# What to do:
The lines to copy are those in the records below that hold the word "background".

++++ Exercise inputs

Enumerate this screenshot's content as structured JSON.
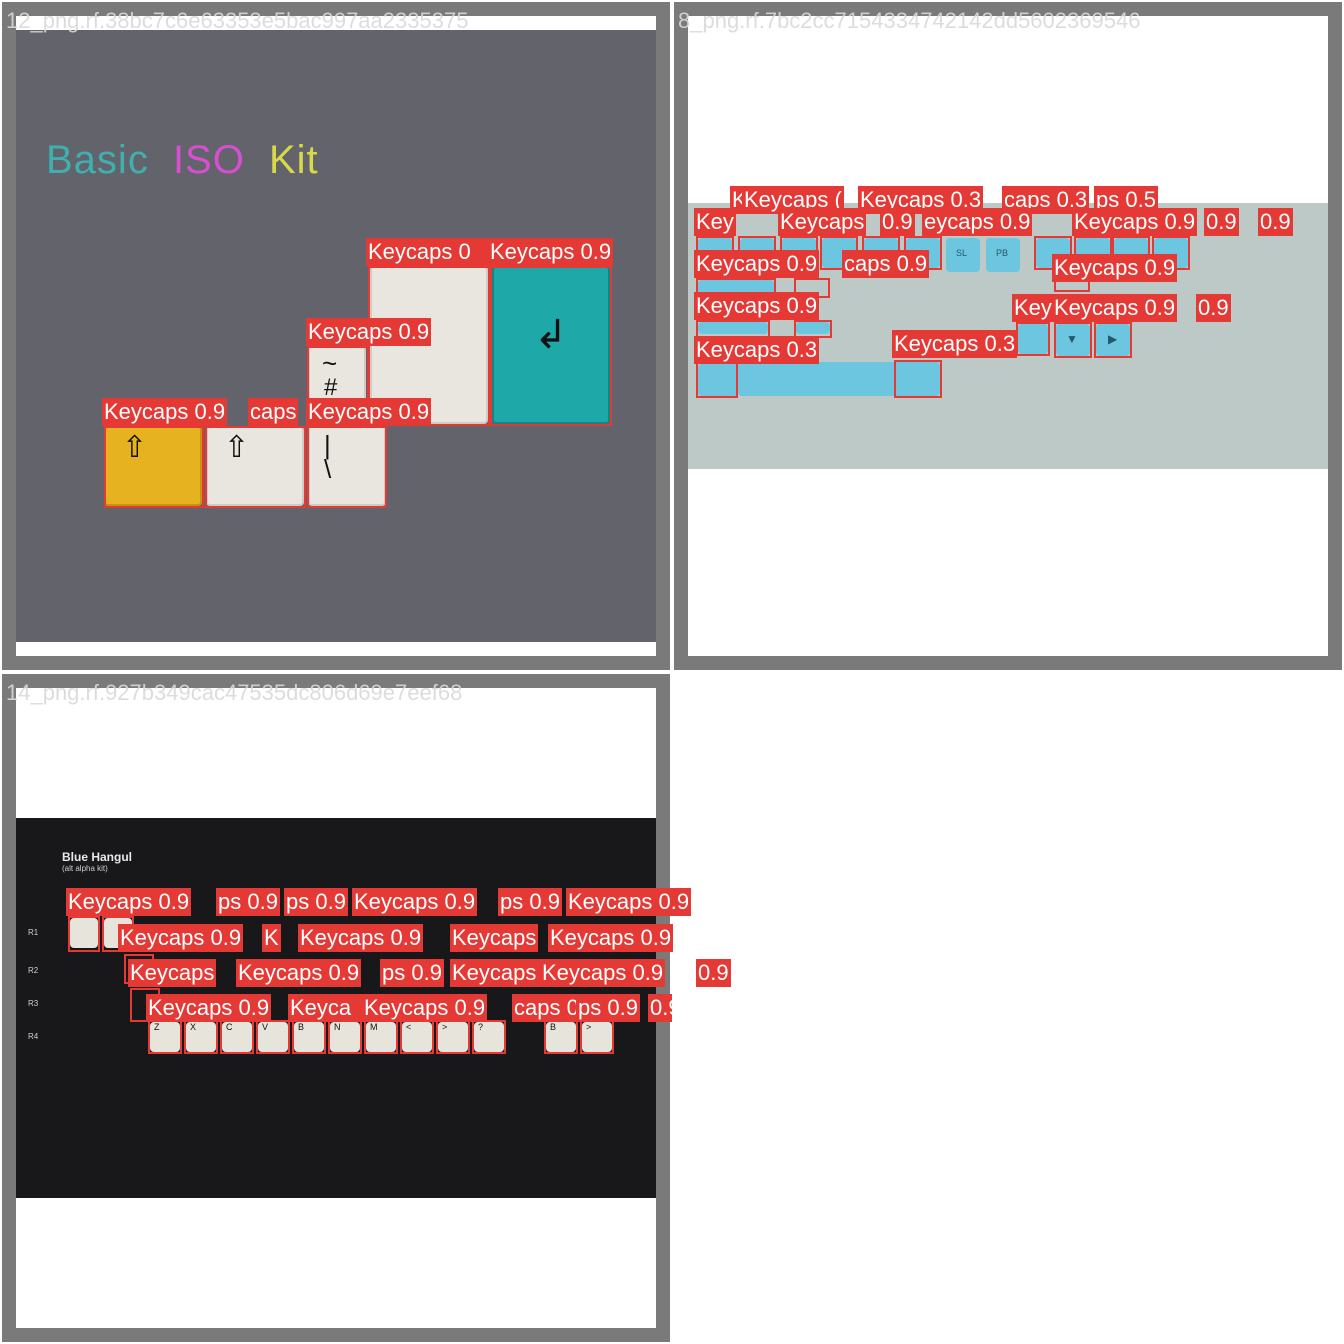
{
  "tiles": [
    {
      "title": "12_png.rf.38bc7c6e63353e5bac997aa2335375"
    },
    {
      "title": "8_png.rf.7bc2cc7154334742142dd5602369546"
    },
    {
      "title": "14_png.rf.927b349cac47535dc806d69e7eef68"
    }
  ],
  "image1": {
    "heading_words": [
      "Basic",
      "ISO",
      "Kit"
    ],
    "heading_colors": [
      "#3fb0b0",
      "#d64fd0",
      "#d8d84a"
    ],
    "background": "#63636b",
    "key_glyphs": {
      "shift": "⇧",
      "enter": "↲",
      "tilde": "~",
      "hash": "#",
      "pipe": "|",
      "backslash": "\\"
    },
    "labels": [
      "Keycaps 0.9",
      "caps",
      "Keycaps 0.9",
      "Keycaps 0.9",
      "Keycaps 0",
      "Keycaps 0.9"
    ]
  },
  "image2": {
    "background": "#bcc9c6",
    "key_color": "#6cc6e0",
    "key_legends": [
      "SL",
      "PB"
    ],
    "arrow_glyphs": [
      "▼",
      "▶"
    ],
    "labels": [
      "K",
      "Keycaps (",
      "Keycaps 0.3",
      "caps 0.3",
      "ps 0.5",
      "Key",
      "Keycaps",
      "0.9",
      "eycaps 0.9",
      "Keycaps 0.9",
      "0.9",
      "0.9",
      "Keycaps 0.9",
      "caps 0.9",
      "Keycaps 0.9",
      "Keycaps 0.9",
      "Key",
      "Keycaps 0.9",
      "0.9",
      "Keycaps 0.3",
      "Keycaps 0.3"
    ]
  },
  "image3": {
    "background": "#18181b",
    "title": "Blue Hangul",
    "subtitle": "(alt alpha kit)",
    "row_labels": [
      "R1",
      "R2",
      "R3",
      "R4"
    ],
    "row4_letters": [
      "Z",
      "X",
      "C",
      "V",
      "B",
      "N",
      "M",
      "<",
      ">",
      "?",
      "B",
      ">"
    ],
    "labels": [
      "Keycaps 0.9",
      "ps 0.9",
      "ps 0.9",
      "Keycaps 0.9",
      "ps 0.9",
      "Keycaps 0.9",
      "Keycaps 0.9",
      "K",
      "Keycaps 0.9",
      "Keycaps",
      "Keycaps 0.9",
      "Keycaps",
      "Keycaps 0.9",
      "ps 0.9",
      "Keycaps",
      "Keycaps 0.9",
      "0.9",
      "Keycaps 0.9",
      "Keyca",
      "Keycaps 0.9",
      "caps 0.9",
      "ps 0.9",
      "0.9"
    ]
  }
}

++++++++

# Solution for this problem:
    "background": "#63636b",
    "background": "#bcc9c6",
    "background": "#18181b",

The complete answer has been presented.